Senate rejects 'Guns in Schools" bill
The state Senate has defeated a bill that would have allowed school employees to carry a gun – if they work in schools 30 miles or more from law enforcement.
The bill would have set up a pilot program. The school’s administration and school board would have approval power, and the employee would have to undergo firearms training.
"The bill doesn't mandate anything," said Sen. Diane Larson (R-Bismarck). "It only allows a limited number of schools to choose ton participate in this two year pilot."
"Having school districts where there are armed resource officers, or where city police are only a couple of minutes away, we wouldn't have guns in those schools," said Sen. Jordan Kannianen (R-Stanley). "Again, this is for those handful of schools that are far away from any law enforcement."
Opponents said the schools -- and the parents -- don't want this bill.

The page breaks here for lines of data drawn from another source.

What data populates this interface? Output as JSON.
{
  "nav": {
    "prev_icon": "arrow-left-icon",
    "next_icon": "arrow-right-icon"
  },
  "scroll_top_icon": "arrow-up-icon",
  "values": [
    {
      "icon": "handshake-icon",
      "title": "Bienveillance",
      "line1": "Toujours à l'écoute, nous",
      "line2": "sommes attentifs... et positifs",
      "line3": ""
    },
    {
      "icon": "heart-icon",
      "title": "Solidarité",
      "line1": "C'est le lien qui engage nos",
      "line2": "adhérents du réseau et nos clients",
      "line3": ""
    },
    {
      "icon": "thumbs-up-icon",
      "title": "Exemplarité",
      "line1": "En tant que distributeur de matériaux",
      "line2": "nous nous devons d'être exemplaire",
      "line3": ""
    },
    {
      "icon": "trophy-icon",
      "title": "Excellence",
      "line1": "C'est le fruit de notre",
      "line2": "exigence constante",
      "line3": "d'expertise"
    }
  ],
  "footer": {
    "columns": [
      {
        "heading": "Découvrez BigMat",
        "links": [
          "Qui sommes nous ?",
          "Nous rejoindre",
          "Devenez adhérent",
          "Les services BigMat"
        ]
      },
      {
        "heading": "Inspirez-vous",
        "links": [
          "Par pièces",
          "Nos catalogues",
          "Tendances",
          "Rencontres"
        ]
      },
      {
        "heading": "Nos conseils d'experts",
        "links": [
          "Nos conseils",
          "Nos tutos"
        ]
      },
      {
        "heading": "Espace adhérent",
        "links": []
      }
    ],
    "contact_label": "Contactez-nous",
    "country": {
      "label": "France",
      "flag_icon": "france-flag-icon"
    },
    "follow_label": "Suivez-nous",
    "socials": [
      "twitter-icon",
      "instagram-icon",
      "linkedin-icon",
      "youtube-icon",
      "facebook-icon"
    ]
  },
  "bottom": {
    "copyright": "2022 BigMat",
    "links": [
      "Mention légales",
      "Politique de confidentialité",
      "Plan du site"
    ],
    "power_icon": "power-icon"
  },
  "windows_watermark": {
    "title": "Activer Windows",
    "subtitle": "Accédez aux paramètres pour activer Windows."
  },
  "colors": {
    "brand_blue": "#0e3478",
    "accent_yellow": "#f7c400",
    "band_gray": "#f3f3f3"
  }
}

"Like you, I've received countless e-mails," said Sen. Larry Robinson (D-Valley City). "They go like -- what are you thinking? Not in my school. You've got to be kidding. Don't vote for this bill."

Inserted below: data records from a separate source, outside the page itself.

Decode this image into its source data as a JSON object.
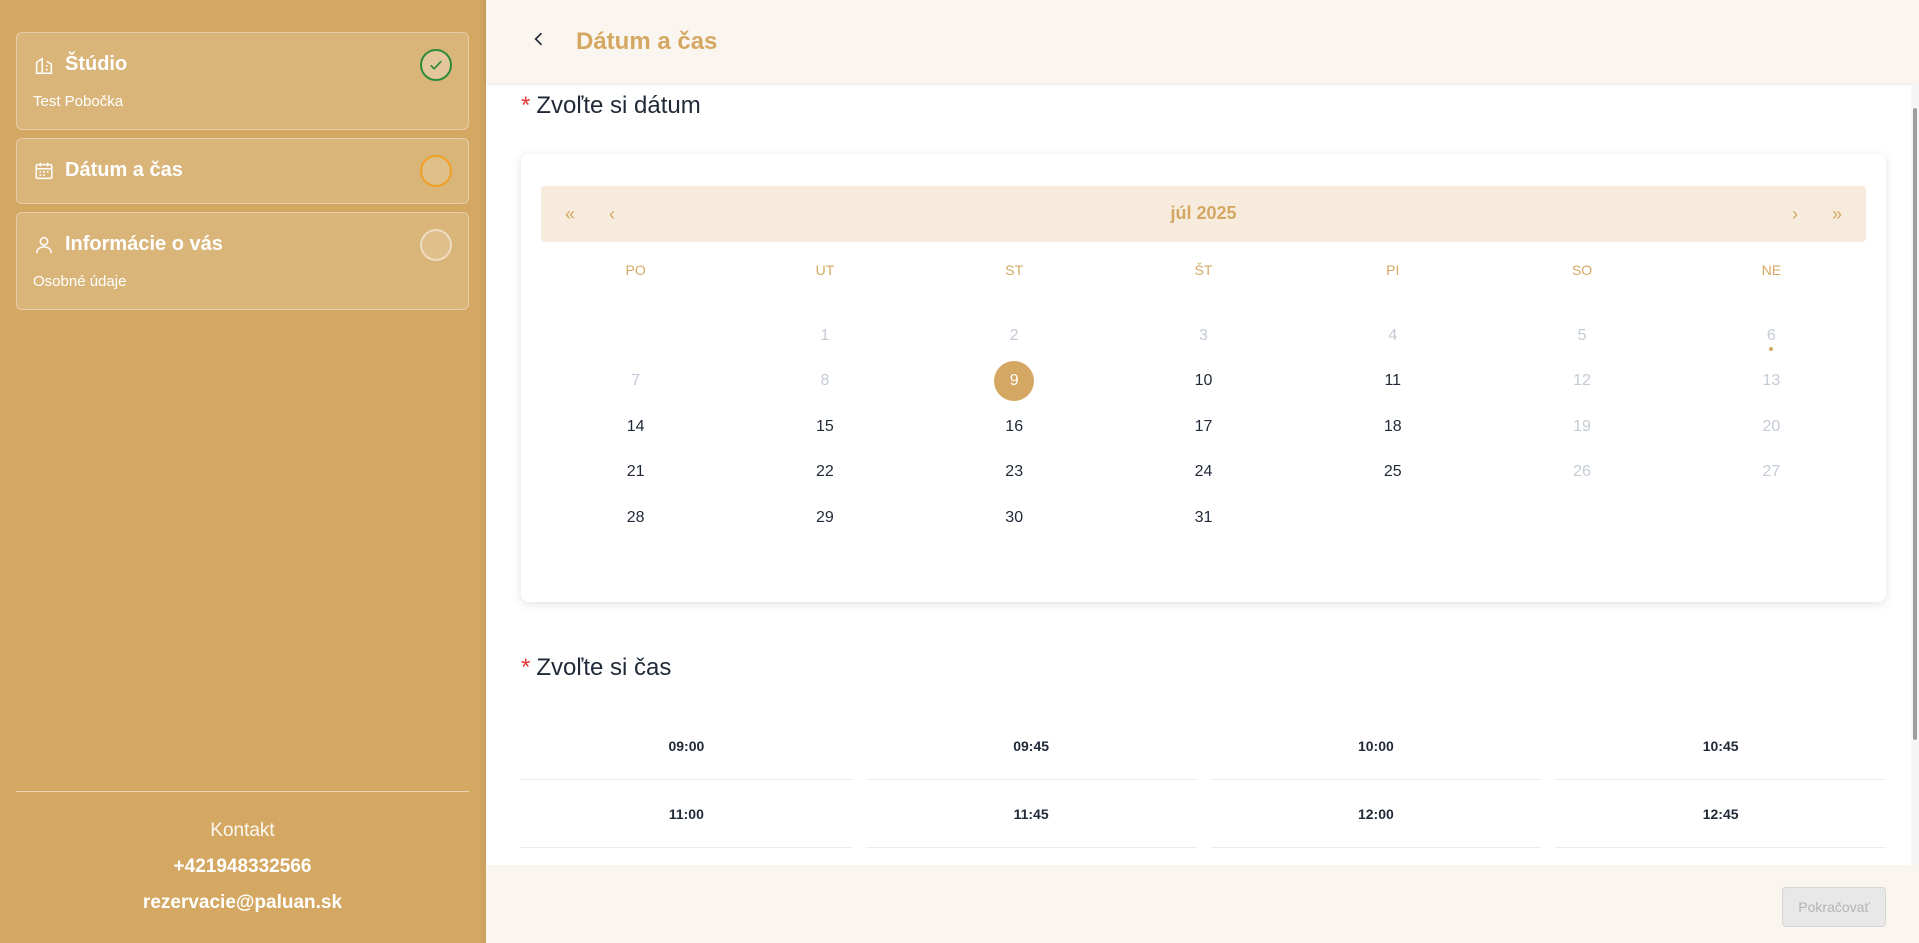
{
  "sidebar": {
    "steps": [
      {
        "title": "Štúdio",
        "subtitle": "Test Pobočka",
        "icon": "building-icon",
        "status": "done"
      },
      {
        "title": "Dátum a čas",
        "subtitle": "",
        "icon": "calendar-icon",
        "status": "active"
      },
      {
        "title": "Informácie o vás",
        "subtitle": "Osobné údaje",
        "icon": "user-icon",
        "status": "todo"
      }
    ],
    "contact": {
      "title": "Kontakt",
      "phone": "+421948332566",
      "email": "rezervacie@paluan.sk"
    }
  },
  "header": {
    "title": "Dátum a čas",
    "back_icon": "chevron-left-icon"
  },
  "date_section": {
    "required_mark": "*",
    "label": "Zvoľte si dátum"
  },
  "calendar": {
    "month_label": "júl 2025",
    "nav": {
      "prev_year": "«",
      "prev_month": "‹",
      "next_month": "›",
      "next_year": "»"
    },
    "weekdays": [
      "PO",
      "UT",
      "ST",
      "ŠT",
      "PI",
      "SO",
      "NE"
    ],
    "days": [
      {
        "label": "",
        "state": "empty"
      },
      {
        "label": "1",
        "state": "disabled"
      },
      {
        "label": "2",
        "state": "disabled"
      },
      {
        "label": "3",
        "state": "disabled"
      },
      {
        "label": "4",
        "state": "disabled"
      },
      {
        "label": "5",
        "state": "disabled"
      },
      {
        "label": "6",
        "state": "disabled",
        "today": true
      },
      {
        "label": "7",
        "state": "disabled"
      },
      {
        "label": "8",
        "state": "disabled"
      },
      {
        "label": "9",
        "state": "selected"
      },
      {
        "label": "10",
        "state": "available"
      },
      {
        "label": "11",
        "state": "available"
      },
      {
        "label": "12",
        "state": "disabled"
      },
      {
        "label": "13",
        "state": "disabled"
      },
      {
        "label": "14",
        "state": "available"
      },
      {
        "label": "15",
        "state": "available"
      },
      {
        "label": "16",
        "state": "available"
      },
      {
        "label": "17",
        "state": "available"
      },
      {
        "label": "18",
        "state": "available"
      },
      {
        "label": "19",
        "state": "disabled"
      },
      {
        "label": "20",
        "state": "disabled"
      },
      {
        "label": "21",
        "state": "available"
      },
      {
        "label": "22",
        "state": "available"
      },
      {
        "label": "23",
        "state": "available"
      },
      {
        "label": "24",
        "state": "available"
      },
      {
        "label": "25",
        "state": "available"
      },
      {
        "label": "26",
        "state": "disabled"
      },
      {
        "label": "27",
        "state": "disabled"
      },
      {
        "label": "28",
        "state": "available"
      },
      {
        "label": "29",
        "state": "available"
      },
      {
        "label": "30",
        "state": "available"
      },
      {
        "label": "31",
        "state": "available"
      }
    ]
  },
  "time_section": {
    "required_mark": "*",
    "label": "Zvoľte si čas",
    "slots": [
      "09:00",
      "09:45",
      "10:00",
      "10:45",
      "11:00",
      "11:45",
      "12:00",
      "12:45"
    ]
  },
  "footer": {
    "continue_label": "Pokračovať",
    "continue_enabled": false
  },
  "colors": {
    "brand": "#d4a862",
    "done": "#2e8b3e",
    "active": "#f0a020",
    "required": "#e53935"
  }
}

"All of the data doesn't support this notion that if you just put a gun in a building, the inhabitants of that building are somehow safer," said Sen. David Hogue (R-Minot).
18 Senators voted “yes” on the bill – 27 voted “no.”